The U.S. Department of Transportation has released a study on the potential impacts of climate changes and land subsidence, the natural sinking of an area’s land mass, on transportation infrastructure in the U.S. Gulf Coast region. The release is phase one of a three-part study.
“This study provides transportation planners in the Gulf Coast region with valuable information that will assist them as they make decisions for the future,” says Secretary of Transportation Mary E. Peters.
The Impacts of Climate Change and Variability on Transportation Systems and Infrastructure: Gulf Coast Study, Phase I provides an assessment of the vulnerabilities of transportation systems in the region to potential changes in weather patterns and related impacts, as well as the effect of natural land subsidence and other environmental factors in the region. The area examined by the study includes 48 contiguous counties in four states, running from Galveston, Texas, to Mobile, Ala.

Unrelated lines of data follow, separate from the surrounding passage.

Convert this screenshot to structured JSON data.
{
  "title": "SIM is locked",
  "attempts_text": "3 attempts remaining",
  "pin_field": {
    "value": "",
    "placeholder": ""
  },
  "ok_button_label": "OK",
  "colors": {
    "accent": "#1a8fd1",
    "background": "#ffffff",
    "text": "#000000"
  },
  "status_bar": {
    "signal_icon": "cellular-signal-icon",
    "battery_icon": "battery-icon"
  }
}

Based on 21 simulation models and a range of emissions scenarios, the study found that potential changes in climate over the next 50 to 100 years could disrupt transportation services in the region. Twenty-seven percent of major roads, 9 percent of rail lines and 72 percent of area ports are at or below 4 feet in elevation, and could be vulnerable to flooding due to future sea level rise and natural sinking of the area’s land mass.
The study is designed to help state and local officials as they develop their transportation plans and make investment decisions. Federal transportation officials will continue to work closely with state and local planners as they incorporate the study into their planning processes.

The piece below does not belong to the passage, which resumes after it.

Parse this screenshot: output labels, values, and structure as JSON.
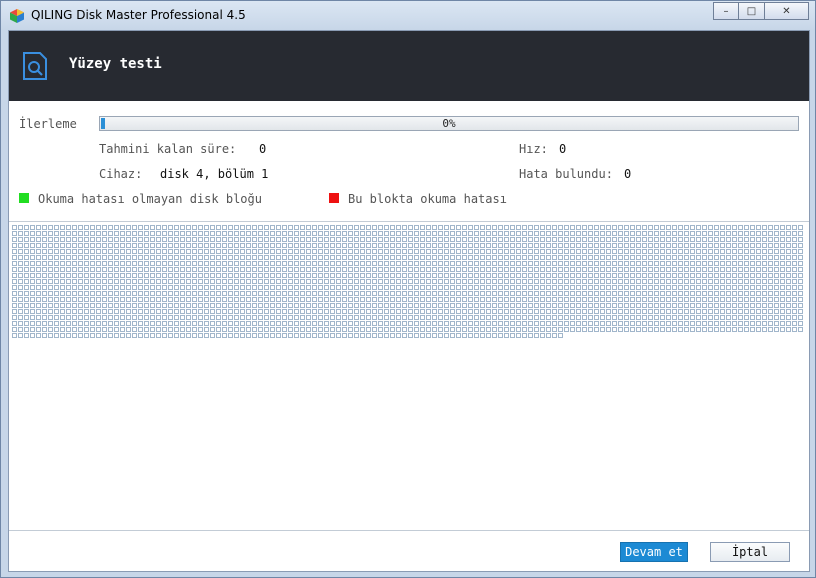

Subsequent phases of the study — available online at http://climate.dot.gov — will focus on risks and adaptation strategies involved in planning, investment, design and operational decisions for infrastructure in the Gulf Coast region and nationwide. The study was performed in partnership with the U.S. Geological Survey and state and local researchers, and is one of 21 “synthesis and assessment” reports produced as part of the U.S. Climate Change Science Program.